Stored items
####

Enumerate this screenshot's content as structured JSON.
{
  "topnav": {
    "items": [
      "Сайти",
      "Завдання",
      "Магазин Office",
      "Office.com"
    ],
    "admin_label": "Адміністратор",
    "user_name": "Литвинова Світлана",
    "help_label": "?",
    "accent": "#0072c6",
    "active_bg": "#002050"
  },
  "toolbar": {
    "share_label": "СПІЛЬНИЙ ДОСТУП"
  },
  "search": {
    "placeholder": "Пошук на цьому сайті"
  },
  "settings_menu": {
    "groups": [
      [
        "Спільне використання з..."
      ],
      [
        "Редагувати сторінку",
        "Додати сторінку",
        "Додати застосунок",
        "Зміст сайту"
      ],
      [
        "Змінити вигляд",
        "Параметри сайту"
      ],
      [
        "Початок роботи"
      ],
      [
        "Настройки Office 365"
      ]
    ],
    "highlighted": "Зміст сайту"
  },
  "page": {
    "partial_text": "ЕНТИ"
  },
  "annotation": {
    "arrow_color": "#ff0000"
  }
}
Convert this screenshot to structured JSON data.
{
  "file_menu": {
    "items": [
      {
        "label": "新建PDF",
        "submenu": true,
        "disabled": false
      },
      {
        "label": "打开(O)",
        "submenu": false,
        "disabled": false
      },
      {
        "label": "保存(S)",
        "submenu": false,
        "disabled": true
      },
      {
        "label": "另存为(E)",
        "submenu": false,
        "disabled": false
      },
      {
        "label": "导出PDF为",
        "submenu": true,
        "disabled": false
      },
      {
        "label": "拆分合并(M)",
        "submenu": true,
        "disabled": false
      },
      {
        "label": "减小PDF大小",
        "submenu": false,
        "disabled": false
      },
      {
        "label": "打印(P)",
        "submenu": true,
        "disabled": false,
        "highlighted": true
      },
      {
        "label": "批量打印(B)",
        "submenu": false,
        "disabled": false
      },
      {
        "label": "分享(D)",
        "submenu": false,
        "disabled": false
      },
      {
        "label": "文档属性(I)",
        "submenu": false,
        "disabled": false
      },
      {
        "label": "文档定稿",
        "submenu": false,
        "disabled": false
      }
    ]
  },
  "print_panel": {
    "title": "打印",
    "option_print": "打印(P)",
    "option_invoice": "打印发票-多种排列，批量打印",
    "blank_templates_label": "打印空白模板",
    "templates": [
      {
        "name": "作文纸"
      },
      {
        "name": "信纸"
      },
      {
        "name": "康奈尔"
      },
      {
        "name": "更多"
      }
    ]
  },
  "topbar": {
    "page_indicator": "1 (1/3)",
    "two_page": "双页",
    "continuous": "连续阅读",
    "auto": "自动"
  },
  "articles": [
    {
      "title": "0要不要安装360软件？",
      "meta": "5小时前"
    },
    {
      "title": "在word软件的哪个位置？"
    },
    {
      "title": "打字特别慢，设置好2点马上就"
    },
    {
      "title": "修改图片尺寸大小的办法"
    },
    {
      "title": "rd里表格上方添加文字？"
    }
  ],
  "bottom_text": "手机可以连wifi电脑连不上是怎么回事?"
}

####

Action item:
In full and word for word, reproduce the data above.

Result of this task:
Enumerate this screenshot's content as structured JSON.
{
  "topnav": {
    "items": [
      "Сайти",
      "Завдання",
      "Магазин Office",
      "Office.com"
    ],
    "admin_label": "Адміністратор",
    "user_name": "Литвинова Світлана",
    "help_label": "?",
    "accent": "#0072c6",
    "active_bg": "#002050"
  },
  "toolbar": {
    "share_label": "СПІЛЬНИЙ ДОСТУП"
  },
  "search": {
    "placeholder": "Пошук на цьому сайті"
  },
  "settings_menu": {
    "groups": [
      [
        "Спільне використання з..."
      ],
      [
        "Редагувати сторінку",
        "Додати сторінку",
        "Додати застосунок",
        "Зміст сайту"
      ],
      [
        "Змінити вигляд",
        "Параметри сайту"
      ],
      [
        "Початок роботи"
      ],
      [
        "Настройки Office 365"
      ]
    ],
    "highlighted": "Зміст сайту"
  },
  "page": {
    "partial_text": "ЕНТИ"
  },
  "annotation": {
    "arrow_color": "#ff0000"
  }
}
Convert this screenshot to structured JSON data.
{
  "file_menu": {
    "items": [
      {
        "label": "新建PDF",
        "submenu": true,
        "disabled": false
      },
      {
        "label": "打开(O)",
        "submenu": false,
        "disabled": false
      },
      {
        "label": "保存(S)",
        "submenu": false,
        "disabled": true
      },
      {
        "label": "另存为(E)",
        "submenu": false,
        "disabled": false
      },
      {
        "label": "导出PDF为",
        "submenu": true,
        "disabled": false
      },
      {
        "label": "拆分合并(M)",
        "submenu": true,
        "disabled": false
      },
      {
        "label": "减小PDF大小",
        "submenu": false,
        "disabled": false
      },
      {
        "label": "打印(P)",
        "submenu": true,
        "disabled": false,
        "highlighted": true
      },
      {
        "label": "批量打印(B)",
        "submenu": false,
        "disabled": false
      },
      {
        "label": "分享(D)",
        "submenu": false,
        "disabled": false
      },
      {
        "label": "文档属性(I)",
        "submenu": false,
        "disabled": false
      },
      {
        "label": "文档定稿",
        "submenu": false,
        "disabled": false
      }
    ]
  },
  "print_panel": {
    "title": "打印",
    "option_print": "打印(P)",
    "option_invoice": "打印发票-多种排列，批量打印",
    "blank_templates_label": "打印空白模板",
    "templates": [
      {
        "name": "作文纸"
      },
      {
        "name": "信纸"
      },
      {
        "name": "康奈尔"
      },
      {
        "name": "更多"
      }
    ]
  },
  "topbar": {
    "page_indicator": "1 (1/3)",
    "two_page": "双页",
    "continuous": "连续阅读",
    "auto": "自动"
  },
  "articles": [
    {
      "title": "0要不要安装360软件？",
      "meta": "5小时前"
    },
    {
      "title": "在word软件的哪个位置？"
    },
    {
      "title": "打字特别慢，设置好2点马上就"
    },
    {
      "title": "修改图片尺寸大小的办法"
    },
    {
      "title": "rd里表格上方添加文字？"
    }
  ],
  "bottom_text": "手机可以连wifi电脑连不上是怎么回事?"
}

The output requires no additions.